─── Task material
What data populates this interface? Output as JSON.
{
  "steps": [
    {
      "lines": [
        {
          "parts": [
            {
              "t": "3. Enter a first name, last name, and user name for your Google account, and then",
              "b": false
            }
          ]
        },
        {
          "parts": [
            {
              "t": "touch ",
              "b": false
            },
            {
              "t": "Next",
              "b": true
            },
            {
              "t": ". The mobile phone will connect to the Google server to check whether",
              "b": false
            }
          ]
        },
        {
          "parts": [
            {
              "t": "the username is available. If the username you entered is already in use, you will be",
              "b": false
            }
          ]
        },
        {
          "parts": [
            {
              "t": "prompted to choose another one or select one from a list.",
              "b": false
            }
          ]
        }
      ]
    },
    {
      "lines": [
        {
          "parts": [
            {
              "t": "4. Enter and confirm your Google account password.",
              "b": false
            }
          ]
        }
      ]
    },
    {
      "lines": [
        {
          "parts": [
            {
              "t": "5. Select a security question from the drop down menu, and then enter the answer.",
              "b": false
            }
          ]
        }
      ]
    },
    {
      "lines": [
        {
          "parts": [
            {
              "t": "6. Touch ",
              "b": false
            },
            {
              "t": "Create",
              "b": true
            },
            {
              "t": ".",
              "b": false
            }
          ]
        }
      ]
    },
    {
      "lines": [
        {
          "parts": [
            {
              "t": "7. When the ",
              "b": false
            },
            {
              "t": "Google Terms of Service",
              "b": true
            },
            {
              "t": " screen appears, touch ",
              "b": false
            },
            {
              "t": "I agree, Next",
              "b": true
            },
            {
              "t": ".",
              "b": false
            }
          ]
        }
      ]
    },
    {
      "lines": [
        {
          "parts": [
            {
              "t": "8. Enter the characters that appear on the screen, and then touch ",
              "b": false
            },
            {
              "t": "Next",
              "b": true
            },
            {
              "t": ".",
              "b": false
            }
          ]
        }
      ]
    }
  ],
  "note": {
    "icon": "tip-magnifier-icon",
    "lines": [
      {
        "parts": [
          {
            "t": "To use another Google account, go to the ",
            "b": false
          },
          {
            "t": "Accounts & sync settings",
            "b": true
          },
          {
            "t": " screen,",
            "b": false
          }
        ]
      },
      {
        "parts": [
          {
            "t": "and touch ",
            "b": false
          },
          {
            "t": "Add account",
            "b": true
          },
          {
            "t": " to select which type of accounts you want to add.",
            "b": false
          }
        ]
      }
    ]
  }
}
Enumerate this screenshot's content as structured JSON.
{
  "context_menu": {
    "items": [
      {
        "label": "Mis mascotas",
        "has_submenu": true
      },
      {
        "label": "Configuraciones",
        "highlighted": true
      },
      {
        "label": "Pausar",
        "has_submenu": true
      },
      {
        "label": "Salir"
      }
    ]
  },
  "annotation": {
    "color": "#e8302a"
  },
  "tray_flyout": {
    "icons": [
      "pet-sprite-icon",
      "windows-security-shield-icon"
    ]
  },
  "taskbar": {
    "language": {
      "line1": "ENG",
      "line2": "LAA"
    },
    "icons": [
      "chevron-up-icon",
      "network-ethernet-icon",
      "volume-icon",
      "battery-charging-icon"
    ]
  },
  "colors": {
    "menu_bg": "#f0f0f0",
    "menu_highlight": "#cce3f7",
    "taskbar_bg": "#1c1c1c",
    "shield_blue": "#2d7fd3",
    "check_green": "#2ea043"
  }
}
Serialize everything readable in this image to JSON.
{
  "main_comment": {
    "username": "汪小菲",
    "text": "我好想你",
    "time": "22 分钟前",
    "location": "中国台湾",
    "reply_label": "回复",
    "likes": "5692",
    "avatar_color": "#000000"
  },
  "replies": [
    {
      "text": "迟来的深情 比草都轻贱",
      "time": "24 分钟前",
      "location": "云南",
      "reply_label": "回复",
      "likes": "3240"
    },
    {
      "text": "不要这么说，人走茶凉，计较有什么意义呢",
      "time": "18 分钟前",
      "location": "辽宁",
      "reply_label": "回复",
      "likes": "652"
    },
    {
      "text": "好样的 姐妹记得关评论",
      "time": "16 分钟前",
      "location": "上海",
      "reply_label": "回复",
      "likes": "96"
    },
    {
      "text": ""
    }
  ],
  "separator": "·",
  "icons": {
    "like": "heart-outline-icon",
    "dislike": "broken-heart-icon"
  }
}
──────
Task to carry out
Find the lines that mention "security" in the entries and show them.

Response
              "t": "5. Select a security question from the drop down menu, and then enter the answer.",
      "windows-security-shield-icon"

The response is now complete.